It'd be hard to match the ridiculous heights that the zombie episode did, so the show rightfully pared things down for its 5th episode, where Dandy bonds with an alien girl who's on the run.  It's the most Bebop-esque episode the show has had so far, matching that show's somber tone and showing a more mature side to the often juvenile Dandy.  Even still, at times it also seemed like a bizarre parody of those stories where an adult takes a troubled kid under their wing.  Further proof that the show can't be nailed down comes from its most recent episode, in which Meow and Dandy become embroiled in a war between the two species inhabiting a planet they land on.  The cause of the war: one side only wears vests and the other only wears pants.  At the point we find them, both species have been whittled down to only one member each, and Meow and Dandy get roped into things, choosing sides in this tiny and petty battle.  The severe incompetence displayed by both sides makes for a funny episode that only somebody with a truly warped mind could think of.

In just 6 weeks, Space Dandy has emerged as something truly special.  It's in rarefied air, belonging with shows like Community and Black Mirror when it comes to not knowing what to expect from it on any given week.  The show may have some rough edges and lapses into immaturity, but it's ultimately a fun way to spend 30 minutes.  If you're looking for the sophistication of Cowboy Bebop or Samurai Champloo, you're going to have to throw those expectations out of the door, because this is not either of those.  So just sit back and enjoy the ride, baby!


  1. I figured you were going to jump into this, I haven't had the chance to check it out yet, but from the way you describe it, it's definitely worth my time, so I'll probably try to check it out next week.

    1. Still need to check this out; will do eventually.

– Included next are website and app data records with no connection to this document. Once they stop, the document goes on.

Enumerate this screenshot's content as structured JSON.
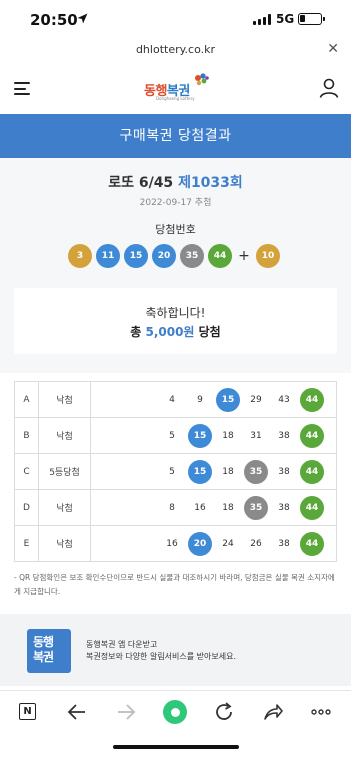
{
  "status_bar": {
    "time": "20:50",
    "network": "5G",
    "battery_level": 0.2
  },
  "browser": {
    "url": "dhlottery.co.kr"
  },
  "header": {
    "logo_text_1": "동행",
    "logo_text_2": "복권",
    "logo_sub": "Donghaeng Lottery"
  },
  "page_title": "구매복권 당첨결과",
  "draw": {
    "game": "로또 6/45",
    "round": "제1033회",
    "date": "2022-09-17 추첨",
    "numbers_label": "당첨번호",
    "winning_numbers": [
      "3",
      "11",
      "15",
      "20",
      "35",
      "44"
    ],
    "winning_colors": [
      "yellow",
      "blue",
      "blue",
      "blue",
      "gray",
      "green"
    ],
    "bonus_symbol": "+",
    "bonus_number": "10",
    "bonus_color": "yellow"
  },
  "congrats": {
    "line1": "축하합니다!",
    "prefix": "총 ",
    "amount": "5,000원",
    "suffix": " 당첨"
  },
  "tickets": [
    {
      "label": "A",
      "result": "낙첨",
      "numbers": [
        "4",
        "9",
        "15",
        "29",
        "43",
        "44"
      ],
      "hits": [
        null,
        null,
        "blue",
        null,
        null,
        "green"
      ]
    },
    {
      "label": "B",
      "result": "낙첨",
      "numbers": [
        "5",
        "15",
        "18",
        "31",
        "38",
        "44"
      ],
      "hits": [
        null,
        "blue",
        null,
        null,
        null,
        "green"
      ]
    },
    {
      "label": "C",
      "result": "5등당첨",
      "numbers": [
        "5",
        "15",
        "18",
        "35",
        "38",
        "44"
      ],
      "hits": [
        null,
        "blue",
        null,
        "gray",
        null,
        "green"
      ]
    },
    {
      "label": "D",
      "result": "낙첨",
      "numbers": [
        "8",
        "16",
        "18",
        "35",
        "38",
        "44"
      ],
      "hits": [
        null,
        null,
        null,
        "gray",
        null,
        "green"
      ]
    },
    {
      "label": "E",
      "result": "낙첨",
      "numbers": [
        "16",
        "20",
        "24",
        "26",
        "38",
        "44"
      ],
      "hits": [
        null,
        "blue",
        null,
        null,
        null,
        "green"
      ]
    }
  ],
  "notice": "- QR 당첨확인은 보조 확인수단이므로 반드시 실물과 대조하시기 바라며, 당첨금은 실물 복권 소지자에게 지급합니다.",
  "app_banner": {
    "icon_line1": "동행",
    "icon_line2": "복권",
    "line1": "동행복권 앱 다운받고",
    "line2": "복권정보와 다양한 알림서비스를 받아보세요."
  },
  "toolbar": {
    "n_label": "N"
  },
  "colors": {
    "accent": "#3f7ecb",
    "yellow": "#d4a23a",
    "blue": "#3f8ad6",
    "gray": "#8a8a8a",
    "green": "#5aa83a"
  }
}
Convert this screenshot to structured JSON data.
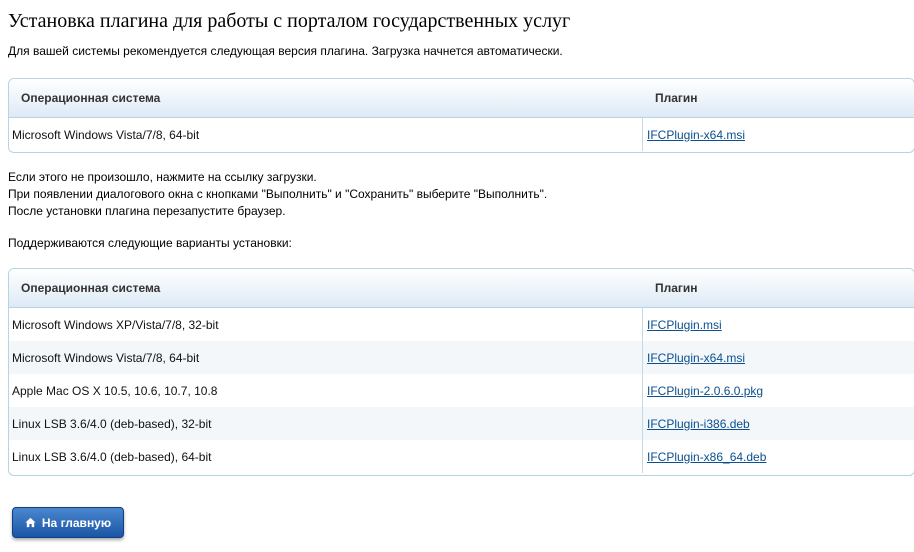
{
  "header": {
    "title": "Установка плагина для работы с порталом государственных услуг"
  },
  "intro": "Для вашей системы рекомендуется следующая версия плагина. Загрузка начнется автоматически.",
  "recommended_table": {
    "columns": [
      "Операционная система",
      "Плагин"
    ],
    "rows": [
      {
        "os": "Microsoft Windows Vista/7/8, 64-bit",
        "plugin": "IFCPlugin-x64.msi"
      }
    ]
  },
  "notes": {
    "line1": "Если этого не произошло, нажмите на ссылку загрузки.",
    "line2": "При появлении диалогового окна с кнопками \"Выполнить\" и \"Сохранить\" выберите \"Выполнить\".",
    "line3": "После установки плагина перезапустите браузер."
  },
  "supported_heading": "Поддерживаются следующие варианты установки:",
  "supported_table": {
    "columns": [
      "Операционная система",
      "Плагин"
    ],
    "rows": [
      {
        "os": "Microsoft Windows XP/Vista/7/8, 32-bit",
        "plugin": "IFCPlugin.msi"
      },
      {
        "os": "Microsoft Windows Vista/7/8, 64-bit",
        "plugin": "IFCPlugin-x64.msi"
      },
      {
        "os": "Apple Mac OS X 10.5, 10.6, 10.7, 10.8",
        "plugin": "IFCPlugin-2.0.6.0.pkg"
      },
      {
        "os": "Linux LSB 3.6/4.0 (deb-based), 32-bit",
        "plugin": "IFCPlugin-i386.deb"
      },
      {
        "os": "Linux LSB 3.6/4.0 (deb-based), 64-bit",
        "plugin": "IFCPlugin-x86_64.deb"
      }
    ]
  },
  "home_button": {
    "label": "На главную",
    "icon": "home-icon"
  },
  "colors": {
    "link": "#0a4f8f",
    "button": "#1b55a6",
    "table_border": "#b7d3e6"
  }
}
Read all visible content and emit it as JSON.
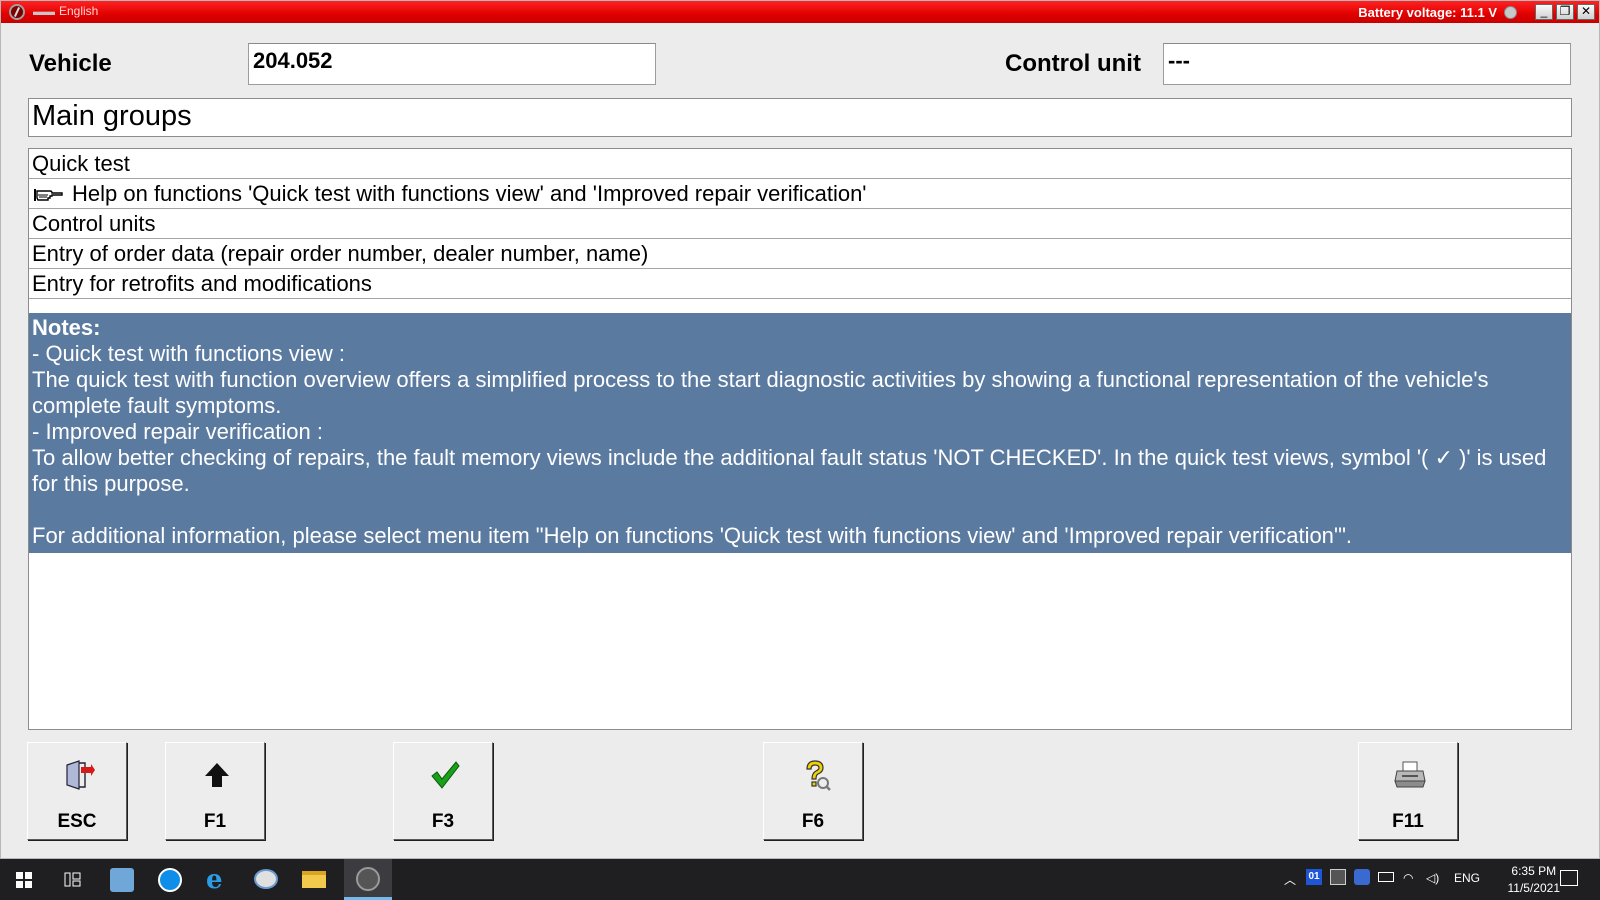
{
  "window": {
    "title_language": "English",
    "battery_label": "Battery voltage: 11.1 V",
    "controls": {
      "minimize": "_",
      "restore": "❐",
      "close": "✕"
    }
  },
  "header": {
    "vehicle_label": "Vehicle",
    "vehicle_value": "204.052",
    "control_unit_label": "Control unit",
    "control_unit_value": "---"
  },
  "section_title": "Main groups",
  "menu": [
    {
      "label": "Quick test",
      "icon": "none"
    },
    {
      "label": "Help on functions 'Quick test with functions view' and 'Improved repair verification'",
      "icon": "pointing-hand-icon"
    },
    {
      "label": "Control units",
      "icon": "none"
    },
    {
      "label": "Entry of order data (repair order number, dealer number, name)",
      "icon": "none"
    },
    {
      "label": "Entry for retrofits and modifications",
      "icon": "none"
    }
  ],
  "notes": {
    "heading": "Notes:",
    "line1": "- Quick test with functions view :",
    "line2": "The quick test with function overview offers a simplified process to the start diagnostic activities by showing a functional representation of the vehicle's complete fault symptoms.",
    "line3": "- Improved repair verification :",
    "line4": "To allow better checking of repairs, the fault memory views include the additional fault status 'NOT CHECKED'. In the quick test views, symbol '( ✓ )' is used for this purpose.",
    "line5": "For additional information, please select menu item \"Help on functions 'Quick test with functions view' and 'Improved repair verification'\"."
  },
  "function_keys": [
    {
      "key": "ESC",
      "icon": "exit-door-icon"
    },
    {
      "key": "F1",
      "icon": "up-arrow-icon"
    },
    {
      "key": "F3",
      "icon": "checkmark-icon"
    },
    {
      "key": "F6",
      "icon": "help-question-icon"
    },
    {
      "key": "F11",
      "icon": "printer-icon"
    }
  ],
  "taskbar": {
    "tray_text": "ENG",
    "time": "6:35 PM",
    "date": "11/5/2021"
  },
  "colors": {
    "titlebar": "#e00000",
    "notes_background": "#5b7aa0",
    "window_background": "#ececec"
  }
}
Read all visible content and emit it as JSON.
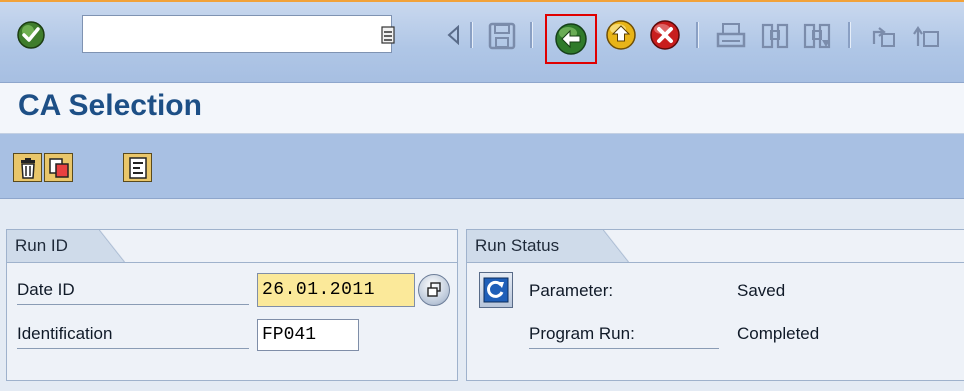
{
  "toolbar": {
    "command_field_value": "",
    "icons": [
      "enter-icon",
      "history-icon",
      "left-arrow-icon",
      "save-icon",
      "back-icon",
      "exit-icon",
      "cancel-icon",
      "print-icon",
      "find-icon",
      "find-next-icon",
      "first-page-icon",
      "previous-page-icon"
    ],
    "highlight_color": "#e00000"
  },
  "title": "CA Selection",
  "app_toolbar": {
    "icons": [
      "delete-icon",
      "copy-icon",
      "log-icon"
    ]
  },
  "run_id_group": {
    "title": "Run ID",
    "date_id_label": "Date ID",
    "date_id_value": "26.01.2011",
    "identification_label": "Identification",
    "identification_value": "FP041"
  },
  "run_status_group": {
    "title": "Run Status",
    "parameter_label": "Parameter:",
    "parameter_value": "Saved",
    "program_run_label": "Program Run:",
    "program_run_value": "Completed"
  },
  "colors": {
    "title": "#1d4f86",
    "toolbar_bg": "#a8c0e3",
    "input_required_bg": "#fbe99a"
  }
}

    2. It's gotten even better since I wrote this post. This show is like a...I don't even know. It's bizarre and brilliant and bold. You never know what you're going to get each week.